In aviation terms, a hard landing is when an air vehicle touches the ground with greater force than in a normal landing. This can result in bouncing and rocking from side-to-side or front-to-back. Witnesses said the helicopter rose about 10 feet in the air and looked like it was about to tip over on its side during the landing.
The victim of the crash had rolled three times off the highway, hitting a tree, after falling asleep while driving and over-correcting with the steering wheel upon waking. The victim appeared to be injured seriously enough for the fast-responding firefighters to call in a medical helicopter transport from the nearby University of Utah Hospital.
The Federal Aviation Administration reports that in the last twelve months, the rate of “serious” near collisions between commercial airliners has increased from 2.44 per million flights to 3.28 per million flights.
This rise could be due to the fact that there are more aircraft in the sky today than ever before. Meanwhile, the air traffic control infrastructure that governs the increasingly packed skies has changed little. Moreover, approximately half of all commercial air traffic now consists of smaller regional jets flying short trips at low altitudes. This means that the airspace closest to airport terminals has never been more congested than it is today, and more planes are flying all the time.
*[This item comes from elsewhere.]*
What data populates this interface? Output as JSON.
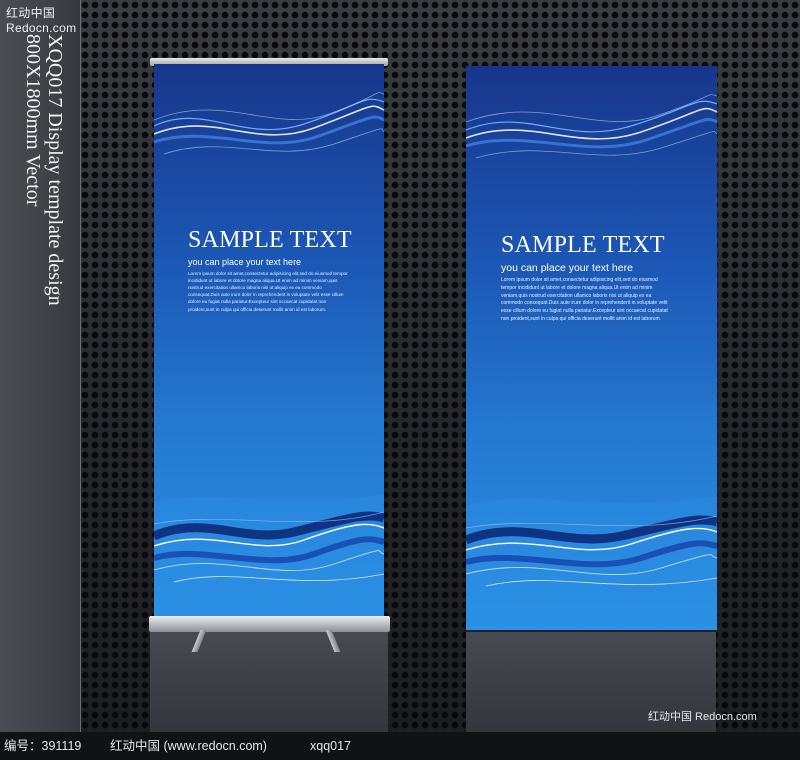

The FAA, as well as pilot and air traffic controller organizations, have stated that they are monitoring the situation carefully. Meanwhile, the Washington Post has issued sobering reports of dangerous mistakes made by air traffic controllers in their state which could have led to mid-air collisions if they hadn’t been corrected.